Oren’s remarks came during dialogue with Yossi Klein Halevi, a fellow writer and Israeli immigrant, also originally from the United States.
Their conversation before an audience of some 1,100 people was interspersed with the informality of two men who have been friends for 25 years.
While the two had come together to discuss Halevi’s newly published book, Like Dreamers: The Story of the Israeli Paratroopers Who Reunited Jerusalem and Divided a Nation, they also touched on Oren’s four-year tenure as historian turned Israeli diplomat.

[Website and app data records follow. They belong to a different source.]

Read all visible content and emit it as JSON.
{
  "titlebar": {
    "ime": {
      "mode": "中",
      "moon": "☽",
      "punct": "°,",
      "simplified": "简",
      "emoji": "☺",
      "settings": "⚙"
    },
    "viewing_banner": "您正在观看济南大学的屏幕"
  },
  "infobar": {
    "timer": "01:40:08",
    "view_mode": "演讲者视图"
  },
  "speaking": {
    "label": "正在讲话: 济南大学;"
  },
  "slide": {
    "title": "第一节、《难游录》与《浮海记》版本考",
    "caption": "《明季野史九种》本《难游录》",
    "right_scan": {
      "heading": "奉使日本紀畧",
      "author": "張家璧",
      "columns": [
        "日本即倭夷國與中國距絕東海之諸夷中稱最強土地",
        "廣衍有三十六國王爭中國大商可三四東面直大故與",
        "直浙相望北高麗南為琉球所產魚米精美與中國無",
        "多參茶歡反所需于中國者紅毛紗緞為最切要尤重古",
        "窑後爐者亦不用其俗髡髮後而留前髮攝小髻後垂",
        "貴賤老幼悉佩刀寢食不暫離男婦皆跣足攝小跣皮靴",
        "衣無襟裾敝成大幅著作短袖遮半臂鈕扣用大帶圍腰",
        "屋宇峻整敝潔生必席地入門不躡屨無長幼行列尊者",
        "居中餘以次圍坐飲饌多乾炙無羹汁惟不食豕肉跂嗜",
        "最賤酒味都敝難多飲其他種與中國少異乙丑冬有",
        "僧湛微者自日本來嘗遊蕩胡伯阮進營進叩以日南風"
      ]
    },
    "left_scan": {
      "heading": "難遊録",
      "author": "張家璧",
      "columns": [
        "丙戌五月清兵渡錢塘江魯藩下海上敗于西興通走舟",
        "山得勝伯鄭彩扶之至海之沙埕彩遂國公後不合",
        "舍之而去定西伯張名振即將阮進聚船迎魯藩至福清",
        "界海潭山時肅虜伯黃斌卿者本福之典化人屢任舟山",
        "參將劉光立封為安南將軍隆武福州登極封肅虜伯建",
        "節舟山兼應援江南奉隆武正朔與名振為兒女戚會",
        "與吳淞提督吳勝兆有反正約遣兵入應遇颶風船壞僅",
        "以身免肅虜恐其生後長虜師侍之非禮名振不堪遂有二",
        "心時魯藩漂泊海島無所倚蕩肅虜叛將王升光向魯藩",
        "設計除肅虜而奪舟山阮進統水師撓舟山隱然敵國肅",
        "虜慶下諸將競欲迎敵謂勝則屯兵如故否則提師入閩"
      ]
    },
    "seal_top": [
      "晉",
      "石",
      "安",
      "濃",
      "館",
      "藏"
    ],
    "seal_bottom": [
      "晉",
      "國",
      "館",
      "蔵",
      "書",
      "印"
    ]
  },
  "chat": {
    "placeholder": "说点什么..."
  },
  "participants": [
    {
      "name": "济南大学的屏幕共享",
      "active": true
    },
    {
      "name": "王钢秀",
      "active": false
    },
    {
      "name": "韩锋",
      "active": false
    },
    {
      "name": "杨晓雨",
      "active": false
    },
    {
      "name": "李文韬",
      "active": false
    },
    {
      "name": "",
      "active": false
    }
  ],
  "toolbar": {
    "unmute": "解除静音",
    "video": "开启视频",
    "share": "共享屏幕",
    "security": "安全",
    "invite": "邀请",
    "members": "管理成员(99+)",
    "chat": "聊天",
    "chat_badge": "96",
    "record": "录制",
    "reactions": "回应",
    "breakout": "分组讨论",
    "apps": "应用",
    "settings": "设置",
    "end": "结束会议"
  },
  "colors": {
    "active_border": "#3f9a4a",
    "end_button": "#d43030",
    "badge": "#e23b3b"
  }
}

“Much of your work, Michael, was directed toward the American-Jewish community and getting them to understand that while religious pluralism and Women of the Wall and all these other issues are important, we are in an existential moment,” Halevi said. “We need to get the balance of priorities right. I sensed from you that you weren’t getting your message across. It seems to me it is one of the few failures of your service.”
“Yes, it has been frustrating,” the former ambassador acknowledged. “But one of the successes was to get rabbis from different movements — from Reconstructionist to haredi — to sit around the same table. What came out was that rabbis were unwilling to talk about the Iranian nuclear threat because it was controversial. When rabbis would say that, I would almost lose it. I would say, ‘Iran provided rockets to Hizbullah. They are denying the Holocaust. You’re not going to talk about that in your sermons? Shame on you.’”
Halevi’s book is the story of seven paratroopers who fought in the battle for Jerusalem during the Six-Day War — and the divided society they came to symbolize.
“My goal in writing this book was to restore the Left and Right to the same story,” said Halevi. “Some of the leaders of the settlement movement and the leaders of the peace movement all came out of the same tent. They shared the same military experience.”
Among the IDF paratroopers who reconquered eastern Jerusalem from the Jordanians was Hanan Porat, a founder of the first West Bank settlement, Kfar Etzion.
Another was Avital Geva, a left-wing kibbutznik who later became a founder of Peace Now.
The two wounded paratroopers from Brigade 55 reached totally opposite conclusions.
“If I had any message in this book to a deeply divided American Jewry today…it would be: ‘Keep your politics, but embrace both Avital Geva and Hanan Porat,’” said Halevi.
Oren, himself the author of Six Days of War: June 1967 and the Making of the Modern Middle East, suggested that the character Halevi most identified with in Like Dreamers was Udi Adiv.
Oren said that Adiv, a paratrooper, “came out of the Six-Day War so far left that he joined a minuscule anti-Zionist group called Matzpen.” The Brooklyn-born Halevi, on the other hand, had been a teenage member of the Jewish Defense League, Jewish radicals on the opposite end of the political spectrum from Adiv.
Halevi described his first encounters with Adiv. “When I first visited him I told him, ‘Everything you stand for is reprehensible, but I connect with your radical personality,’” said Halevi, who later went on to moderate his own views. “That won his trust for me. I was upfront with him and I deeply identified with the radical persona that wants to break all the rules.”
The evening at the Conservative synagogue on Manhattan’s Upper East Side was hosted by New York Jewish Week and moderated by the newspaper’s editor and publisher, Gary Rosenblatt.